— WORK REQUIRED —
For the entries that follow, count the lines containing the string "Jenn" and write only the number.

— PROVIDED DATA —
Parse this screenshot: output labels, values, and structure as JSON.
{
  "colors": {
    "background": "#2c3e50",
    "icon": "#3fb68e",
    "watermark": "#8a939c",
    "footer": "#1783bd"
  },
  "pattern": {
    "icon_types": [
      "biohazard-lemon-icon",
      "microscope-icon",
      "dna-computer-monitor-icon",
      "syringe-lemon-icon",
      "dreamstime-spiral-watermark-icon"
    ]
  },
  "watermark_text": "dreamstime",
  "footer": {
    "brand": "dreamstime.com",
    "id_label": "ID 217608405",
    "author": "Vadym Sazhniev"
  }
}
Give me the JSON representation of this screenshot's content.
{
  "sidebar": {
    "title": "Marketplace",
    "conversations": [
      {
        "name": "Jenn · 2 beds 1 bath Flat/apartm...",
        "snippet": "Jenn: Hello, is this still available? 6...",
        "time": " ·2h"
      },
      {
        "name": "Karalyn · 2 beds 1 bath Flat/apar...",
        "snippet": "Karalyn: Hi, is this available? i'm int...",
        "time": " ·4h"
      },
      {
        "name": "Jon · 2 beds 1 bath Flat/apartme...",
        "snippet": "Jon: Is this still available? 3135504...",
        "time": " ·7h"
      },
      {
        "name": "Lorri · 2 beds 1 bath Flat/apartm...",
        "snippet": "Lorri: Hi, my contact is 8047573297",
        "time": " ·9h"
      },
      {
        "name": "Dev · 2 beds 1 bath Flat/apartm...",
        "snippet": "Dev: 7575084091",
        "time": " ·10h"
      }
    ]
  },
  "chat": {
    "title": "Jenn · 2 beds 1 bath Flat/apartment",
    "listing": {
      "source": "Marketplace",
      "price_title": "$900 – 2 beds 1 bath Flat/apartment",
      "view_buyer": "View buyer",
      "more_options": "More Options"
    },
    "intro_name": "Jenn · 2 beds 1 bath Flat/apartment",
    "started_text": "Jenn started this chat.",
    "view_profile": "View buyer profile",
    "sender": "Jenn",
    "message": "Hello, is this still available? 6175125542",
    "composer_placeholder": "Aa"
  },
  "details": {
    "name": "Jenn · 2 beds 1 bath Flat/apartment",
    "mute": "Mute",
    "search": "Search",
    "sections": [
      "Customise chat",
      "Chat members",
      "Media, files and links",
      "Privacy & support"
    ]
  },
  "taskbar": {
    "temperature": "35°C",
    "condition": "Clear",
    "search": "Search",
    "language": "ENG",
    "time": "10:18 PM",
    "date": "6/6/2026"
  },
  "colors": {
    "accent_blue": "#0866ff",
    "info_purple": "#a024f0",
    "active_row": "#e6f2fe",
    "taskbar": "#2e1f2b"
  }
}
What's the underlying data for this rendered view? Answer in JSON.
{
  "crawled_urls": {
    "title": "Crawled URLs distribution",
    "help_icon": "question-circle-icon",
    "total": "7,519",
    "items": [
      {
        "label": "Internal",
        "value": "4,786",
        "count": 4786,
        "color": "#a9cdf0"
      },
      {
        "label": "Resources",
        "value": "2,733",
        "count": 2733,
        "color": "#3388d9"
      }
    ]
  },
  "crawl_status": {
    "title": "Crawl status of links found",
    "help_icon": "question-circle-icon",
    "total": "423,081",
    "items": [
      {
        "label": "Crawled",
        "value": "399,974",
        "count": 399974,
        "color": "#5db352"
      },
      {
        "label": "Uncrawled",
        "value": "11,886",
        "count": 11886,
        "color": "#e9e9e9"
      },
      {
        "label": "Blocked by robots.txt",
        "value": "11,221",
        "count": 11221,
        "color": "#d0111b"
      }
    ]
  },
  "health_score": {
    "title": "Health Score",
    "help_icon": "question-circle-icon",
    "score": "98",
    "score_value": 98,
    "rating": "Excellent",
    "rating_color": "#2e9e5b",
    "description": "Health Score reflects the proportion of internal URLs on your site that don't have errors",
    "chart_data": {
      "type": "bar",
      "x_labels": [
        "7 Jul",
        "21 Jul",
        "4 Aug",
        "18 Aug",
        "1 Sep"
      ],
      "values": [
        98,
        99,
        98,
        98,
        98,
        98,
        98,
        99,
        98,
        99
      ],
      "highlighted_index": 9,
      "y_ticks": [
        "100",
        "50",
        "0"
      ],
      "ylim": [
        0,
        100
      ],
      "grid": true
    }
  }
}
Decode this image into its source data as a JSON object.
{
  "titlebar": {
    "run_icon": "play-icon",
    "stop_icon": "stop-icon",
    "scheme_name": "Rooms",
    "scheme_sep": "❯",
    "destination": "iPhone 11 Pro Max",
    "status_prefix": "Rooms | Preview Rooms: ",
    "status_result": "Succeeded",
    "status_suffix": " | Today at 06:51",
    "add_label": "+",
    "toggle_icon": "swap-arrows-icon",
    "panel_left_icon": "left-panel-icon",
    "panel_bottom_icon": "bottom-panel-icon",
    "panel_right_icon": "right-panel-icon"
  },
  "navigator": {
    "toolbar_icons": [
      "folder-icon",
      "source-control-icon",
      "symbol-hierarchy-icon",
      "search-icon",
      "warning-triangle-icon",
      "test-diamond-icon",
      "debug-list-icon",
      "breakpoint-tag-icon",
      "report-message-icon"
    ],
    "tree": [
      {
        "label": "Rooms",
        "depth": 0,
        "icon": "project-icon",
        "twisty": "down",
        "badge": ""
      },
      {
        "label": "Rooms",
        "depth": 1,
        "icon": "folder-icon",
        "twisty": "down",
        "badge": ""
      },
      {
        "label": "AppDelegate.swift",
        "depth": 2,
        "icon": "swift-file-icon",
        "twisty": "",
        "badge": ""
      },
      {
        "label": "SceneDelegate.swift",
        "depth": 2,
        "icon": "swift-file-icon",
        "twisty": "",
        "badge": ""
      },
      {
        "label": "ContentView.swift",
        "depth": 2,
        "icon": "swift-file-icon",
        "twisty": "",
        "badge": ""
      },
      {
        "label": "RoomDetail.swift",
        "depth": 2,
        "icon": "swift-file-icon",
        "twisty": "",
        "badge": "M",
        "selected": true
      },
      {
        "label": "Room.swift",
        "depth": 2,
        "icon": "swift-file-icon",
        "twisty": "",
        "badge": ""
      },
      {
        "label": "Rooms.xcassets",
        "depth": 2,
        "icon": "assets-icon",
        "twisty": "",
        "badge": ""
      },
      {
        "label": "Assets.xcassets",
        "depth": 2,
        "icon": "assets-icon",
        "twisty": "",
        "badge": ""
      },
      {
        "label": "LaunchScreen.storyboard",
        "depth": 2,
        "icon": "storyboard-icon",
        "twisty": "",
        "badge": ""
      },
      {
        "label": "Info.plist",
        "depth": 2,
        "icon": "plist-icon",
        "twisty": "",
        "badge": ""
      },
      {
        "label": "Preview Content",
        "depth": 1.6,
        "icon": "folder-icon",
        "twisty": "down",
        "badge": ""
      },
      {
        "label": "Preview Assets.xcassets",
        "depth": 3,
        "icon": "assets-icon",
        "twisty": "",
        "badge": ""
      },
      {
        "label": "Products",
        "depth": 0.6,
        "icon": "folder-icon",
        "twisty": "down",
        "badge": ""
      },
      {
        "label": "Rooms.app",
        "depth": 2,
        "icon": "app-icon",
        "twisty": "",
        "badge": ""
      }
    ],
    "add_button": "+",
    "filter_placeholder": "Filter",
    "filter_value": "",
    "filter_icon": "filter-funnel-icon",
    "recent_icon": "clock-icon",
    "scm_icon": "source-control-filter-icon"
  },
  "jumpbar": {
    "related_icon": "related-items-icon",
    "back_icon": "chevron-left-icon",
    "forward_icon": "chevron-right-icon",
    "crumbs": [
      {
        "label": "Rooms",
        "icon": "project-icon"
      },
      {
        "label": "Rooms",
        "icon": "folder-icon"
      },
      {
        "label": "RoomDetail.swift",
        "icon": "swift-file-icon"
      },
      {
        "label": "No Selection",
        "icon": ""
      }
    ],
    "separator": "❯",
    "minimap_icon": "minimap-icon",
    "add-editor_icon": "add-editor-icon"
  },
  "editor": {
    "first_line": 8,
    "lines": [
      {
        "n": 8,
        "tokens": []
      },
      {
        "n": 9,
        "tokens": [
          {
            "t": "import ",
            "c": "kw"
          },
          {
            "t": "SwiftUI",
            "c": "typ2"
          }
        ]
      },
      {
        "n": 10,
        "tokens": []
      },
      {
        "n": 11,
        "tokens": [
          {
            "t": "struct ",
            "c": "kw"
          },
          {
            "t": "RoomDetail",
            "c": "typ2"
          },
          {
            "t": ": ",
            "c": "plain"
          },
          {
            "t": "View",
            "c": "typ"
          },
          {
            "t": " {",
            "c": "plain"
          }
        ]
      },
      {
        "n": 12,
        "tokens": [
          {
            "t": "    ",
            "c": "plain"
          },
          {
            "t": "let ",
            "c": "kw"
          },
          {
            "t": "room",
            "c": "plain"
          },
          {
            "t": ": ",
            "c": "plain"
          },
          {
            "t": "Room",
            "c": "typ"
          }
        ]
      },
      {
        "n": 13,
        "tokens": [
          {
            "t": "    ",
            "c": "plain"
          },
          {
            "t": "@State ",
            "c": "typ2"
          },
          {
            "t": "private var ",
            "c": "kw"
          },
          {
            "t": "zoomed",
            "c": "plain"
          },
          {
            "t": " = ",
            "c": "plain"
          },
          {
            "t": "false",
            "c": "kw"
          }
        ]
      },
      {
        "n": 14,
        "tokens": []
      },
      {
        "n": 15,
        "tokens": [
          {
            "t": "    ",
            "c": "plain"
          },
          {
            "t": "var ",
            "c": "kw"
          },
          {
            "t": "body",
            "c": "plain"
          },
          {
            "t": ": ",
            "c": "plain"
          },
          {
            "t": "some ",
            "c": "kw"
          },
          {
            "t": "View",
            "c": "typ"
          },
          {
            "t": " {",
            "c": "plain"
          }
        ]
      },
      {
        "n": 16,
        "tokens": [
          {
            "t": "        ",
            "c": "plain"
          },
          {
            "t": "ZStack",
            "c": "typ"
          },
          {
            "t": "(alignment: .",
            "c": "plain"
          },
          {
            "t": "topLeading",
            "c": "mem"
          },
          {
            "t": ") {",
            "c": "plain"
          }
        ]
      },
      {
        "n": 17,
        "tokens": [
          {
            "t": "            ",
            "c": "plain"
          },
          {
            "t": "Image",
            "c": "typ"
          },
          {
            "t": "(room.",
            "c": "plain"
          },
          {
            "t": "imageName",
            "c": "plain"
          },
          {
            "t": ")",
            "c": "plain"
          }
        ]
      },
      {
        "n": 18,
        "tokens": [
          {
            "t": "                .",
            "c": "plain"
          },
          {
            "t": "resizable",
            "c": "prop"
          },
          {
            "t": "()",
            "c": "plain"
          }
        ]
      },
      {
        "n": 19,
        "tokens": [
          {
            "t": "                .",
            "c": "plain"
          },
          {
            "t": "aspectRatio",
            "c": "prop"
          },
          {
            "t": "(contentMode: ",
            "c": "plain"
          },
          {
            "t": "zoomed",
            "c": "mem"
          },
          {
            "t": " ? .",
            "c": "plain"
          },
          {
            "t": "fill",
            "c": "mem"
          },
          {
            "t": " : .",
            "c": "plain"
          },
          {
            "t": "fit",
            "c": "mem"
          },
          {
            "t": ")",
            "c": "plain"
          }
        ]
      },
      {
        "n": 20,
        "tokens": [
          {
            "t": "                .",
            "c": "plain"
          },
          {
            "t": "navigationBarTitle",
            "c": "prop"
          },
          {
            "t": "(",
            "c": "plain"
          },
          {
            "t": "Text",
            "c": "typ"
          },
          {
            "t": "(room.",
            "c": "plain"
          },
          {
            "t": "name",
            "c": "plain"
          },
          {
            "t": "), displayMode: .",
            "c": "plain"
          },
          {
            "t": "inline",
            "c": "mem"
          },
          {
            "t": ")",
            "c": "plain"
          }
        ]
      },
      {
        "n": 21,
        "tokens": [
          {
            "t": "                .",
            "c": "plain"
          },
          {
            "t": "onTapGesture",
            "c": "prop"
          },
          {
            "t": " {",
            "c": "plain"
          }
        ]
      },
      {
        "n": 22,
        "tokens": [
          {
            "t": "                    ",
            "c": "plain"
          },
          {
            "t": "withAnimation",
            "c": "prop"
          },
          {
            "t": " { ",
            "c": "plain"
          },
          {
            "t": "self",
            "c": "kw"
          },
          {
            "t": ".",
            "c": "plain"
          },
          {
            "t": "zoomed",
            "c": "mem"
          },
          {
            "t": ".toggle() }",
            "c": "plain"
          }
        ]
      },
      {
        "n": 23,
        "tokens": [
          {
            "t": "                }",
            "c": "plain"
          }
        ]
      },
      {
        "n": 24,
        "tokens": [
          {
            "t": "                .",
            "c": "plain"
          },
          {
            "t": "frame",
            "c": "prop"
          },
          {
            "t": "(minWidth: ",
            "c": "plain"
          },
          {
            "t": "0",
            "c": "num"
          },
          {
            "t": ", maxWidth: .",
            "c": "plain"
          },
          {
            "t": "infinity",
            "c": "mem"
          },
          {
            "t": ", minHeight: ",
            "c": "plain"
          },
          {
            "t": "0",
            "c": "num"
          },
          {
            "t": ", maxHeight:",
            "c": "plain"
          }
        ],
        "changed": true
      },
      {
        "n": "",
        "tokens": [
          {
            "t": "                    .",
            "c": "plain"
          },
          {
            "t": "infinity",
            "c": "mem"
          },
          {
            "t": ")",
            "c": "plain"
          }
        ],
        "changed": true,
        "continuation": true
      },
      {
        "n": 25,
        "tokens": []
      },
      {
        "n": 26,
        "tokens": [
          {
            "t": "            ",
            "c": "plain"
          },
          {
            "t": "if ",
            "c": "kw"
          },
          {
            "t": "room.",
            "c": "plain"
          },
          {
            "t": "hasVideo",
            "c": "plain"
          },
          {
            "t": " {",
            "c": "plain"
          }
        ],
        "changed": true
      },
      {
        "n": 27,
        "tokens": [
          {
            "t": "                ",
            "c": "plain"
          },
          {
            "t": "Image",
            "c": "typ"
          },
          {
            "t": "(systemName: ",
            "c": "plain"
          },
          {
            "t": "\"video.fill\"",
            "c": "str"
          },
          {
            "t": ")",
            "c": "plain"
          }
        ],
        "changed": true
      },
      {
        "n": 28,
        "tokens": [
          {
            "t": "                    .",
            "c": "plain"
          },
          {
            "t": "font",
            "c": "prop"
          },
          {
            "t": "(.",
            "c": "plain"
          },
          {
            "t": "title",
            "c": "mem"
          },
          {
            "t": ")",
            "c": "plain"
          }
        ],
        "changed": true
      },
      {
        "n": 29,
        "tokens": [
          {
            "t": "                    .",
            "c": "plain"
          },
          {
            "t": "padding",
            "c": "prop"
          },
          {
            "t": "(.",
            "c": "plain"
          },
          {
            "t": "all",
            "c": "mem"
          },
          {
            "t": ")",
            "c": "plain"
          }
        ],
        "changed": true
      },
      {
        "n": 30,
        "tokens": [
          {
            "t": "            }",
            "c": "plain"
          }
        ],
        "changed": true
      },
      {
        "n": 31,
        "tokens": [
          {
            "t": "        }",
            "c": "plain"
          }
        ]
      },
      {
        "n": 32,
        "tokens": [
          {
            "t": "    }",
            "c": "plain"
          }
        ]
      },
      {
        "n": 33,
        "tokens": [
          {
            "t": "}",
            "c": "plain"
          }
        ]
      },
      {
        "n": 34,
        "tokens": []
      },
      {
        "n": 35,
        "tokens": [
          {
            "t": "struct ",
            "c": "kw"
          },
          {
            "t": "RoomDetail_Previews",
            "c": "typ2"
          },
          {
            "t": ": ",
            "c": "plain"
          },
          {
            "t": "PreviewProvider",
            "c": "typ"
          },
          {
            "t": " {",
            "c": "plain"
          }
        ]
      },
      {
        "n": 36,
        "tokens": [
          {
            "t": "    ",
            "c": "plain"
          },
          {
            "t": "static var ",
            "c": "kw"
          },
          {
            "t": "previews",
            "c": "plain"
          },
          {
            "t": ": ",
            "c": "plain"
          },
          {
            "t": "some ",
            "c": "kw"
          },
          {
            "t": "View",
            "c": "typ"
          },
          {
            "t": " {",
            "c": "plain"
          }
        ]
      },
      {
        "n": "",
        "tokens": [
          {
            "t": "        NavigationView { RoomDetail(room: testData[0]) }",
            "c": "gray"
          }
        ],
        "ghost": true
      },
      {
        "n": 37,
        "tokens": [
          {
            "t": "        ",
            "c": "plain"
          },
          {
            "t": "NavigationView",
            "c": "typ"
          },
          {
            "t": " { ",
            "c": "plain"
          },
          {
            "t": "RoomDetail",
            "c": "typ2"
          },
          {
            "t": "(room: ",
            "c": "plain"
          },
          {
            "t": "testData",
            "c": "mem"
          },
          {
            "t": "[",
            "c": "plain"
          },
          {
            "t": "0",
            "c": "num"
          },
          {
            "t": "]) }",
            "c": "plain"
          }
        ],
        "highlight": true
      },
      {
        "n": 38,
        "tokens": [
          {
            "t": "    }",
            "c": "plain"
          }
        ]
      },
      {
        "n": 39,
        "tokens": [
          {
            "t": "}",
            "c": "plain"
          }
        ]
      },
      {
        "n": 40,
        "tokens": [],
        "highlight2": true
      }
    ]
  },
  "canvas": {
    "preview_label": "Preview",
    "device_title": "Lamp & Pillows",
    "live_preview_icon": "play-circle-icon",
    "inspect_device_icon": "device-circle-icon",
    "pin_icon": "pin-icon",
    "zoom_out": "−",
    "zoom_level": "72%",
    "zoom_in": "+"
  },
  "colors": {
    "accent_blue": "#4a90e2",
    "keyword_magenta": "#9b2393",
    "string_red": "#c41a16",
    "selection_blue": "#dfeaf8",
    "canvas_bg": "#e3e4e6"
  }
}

— RESULT OF THIS TASK —
7